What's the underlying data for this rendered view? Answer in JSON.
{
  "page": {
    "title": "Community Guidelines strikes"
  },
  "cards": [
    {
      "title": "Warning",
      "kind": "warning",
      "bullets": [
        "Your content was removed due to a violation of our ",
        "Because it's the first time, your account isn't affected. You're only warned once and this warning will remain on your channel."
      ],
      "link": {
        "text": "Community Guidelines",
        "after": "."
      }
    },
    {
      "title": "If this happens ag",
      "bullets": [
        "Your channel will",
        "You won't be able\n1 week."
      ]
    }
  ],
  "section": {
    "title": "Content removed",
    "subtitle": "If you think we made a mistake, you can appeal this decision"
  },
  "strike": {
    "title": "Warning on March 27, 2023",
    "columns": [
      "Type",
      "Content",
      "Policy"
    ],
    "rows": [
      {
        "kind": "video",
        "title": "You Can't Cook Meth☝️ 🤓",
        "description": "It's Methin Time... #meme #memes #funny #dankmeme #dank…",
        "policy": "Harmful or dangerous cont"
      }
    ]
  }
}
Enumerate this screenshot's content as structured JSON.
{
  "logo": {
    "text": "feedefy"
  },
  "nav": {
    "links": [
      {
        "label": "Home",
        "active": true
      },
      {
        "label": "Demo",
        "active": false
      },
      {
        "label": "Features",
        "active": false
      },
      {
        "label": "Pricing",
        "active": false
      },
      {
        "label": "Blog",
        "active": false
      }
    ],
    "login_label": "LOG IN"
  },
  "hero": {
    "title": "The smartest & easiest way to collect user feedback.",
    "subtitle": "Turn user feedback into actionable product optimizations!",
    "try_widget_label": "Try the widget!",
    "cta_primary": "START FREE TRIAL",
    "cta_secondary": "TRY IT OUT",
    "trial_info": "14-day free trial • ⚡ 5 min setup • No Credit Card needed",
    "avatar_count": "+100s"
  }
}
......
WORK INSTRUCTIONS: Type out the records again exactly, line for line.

OUTPUT BELOW:
What's the underlying data for this rendered view? Answer in JSON.
{
  "page": {
    "title": "Community Guidelines strikes"
  },
  "cards": [
    {
      "title": "Warning",
      "kind": "warning",
      "bullets": [
        "Your content was removed due to a violation of our ",
        "Because it's the first time, your account isn't affected. You're only warned once and this warning will remain on your channel."
      ],
      "link": {
        "text": "Community Guidelines",
        "after": "."
      }
    },
    {
      "title": "If this happens ag",
      "bullets": [
        "Your channel will",
        "You won't be able\n1 week."
      ]
    }
  ],
  "section": {
    "title": "Content removed",
    "subtitle": "If you think we made a mistake, you can appeal this decision"
  },
  "strike": {
    "title": "Warning on March 27, 2023",
    "columns": [
      "Type",
      "Content",
      "Policy"
    ],
    "rows": [
      {
        "kind": "video",
        "title": "You Can't Cook Meth☝️ 🤓",
        "description": "It's Methin Time... #meme #memes #funny #dankmeme #dank…",
        "policy": "Harmful or dangerous cont"
      }
    ]
  }
}
Enumerate this screenshot's content as structured JSON.
{
  "logo": {
    "text": "feedefy"
  },
  "nav": {
    "links": [
      {
        "label": "Home",
        "active": true
      },
      {
        "label": "Demo",
        "active": false
      },
      {
        "label": "Features",
        "active": false
      },
      {
        "label": "Pricing",
        "active": false
      },
      {
        "label": "Blog",
        "active": false
      }
    ],
    "login_label": "LOG IN"
  },
  "hero": {
    "title": "The smartest & easiest way to collect user feedback.",
    "subtitle": "Turn user feedback into actionable product optimizations!",
    "try_widget_label": "Try the widget!",
    "cta_primary": "START FREE TRIAL",
    "cta_secondary": "TRY IT OUT",
    "trial_info": "14-day free trial • ⚡ 5 min setup • No Credit Card needed",
    "avatar_count": "+100s"
  }
}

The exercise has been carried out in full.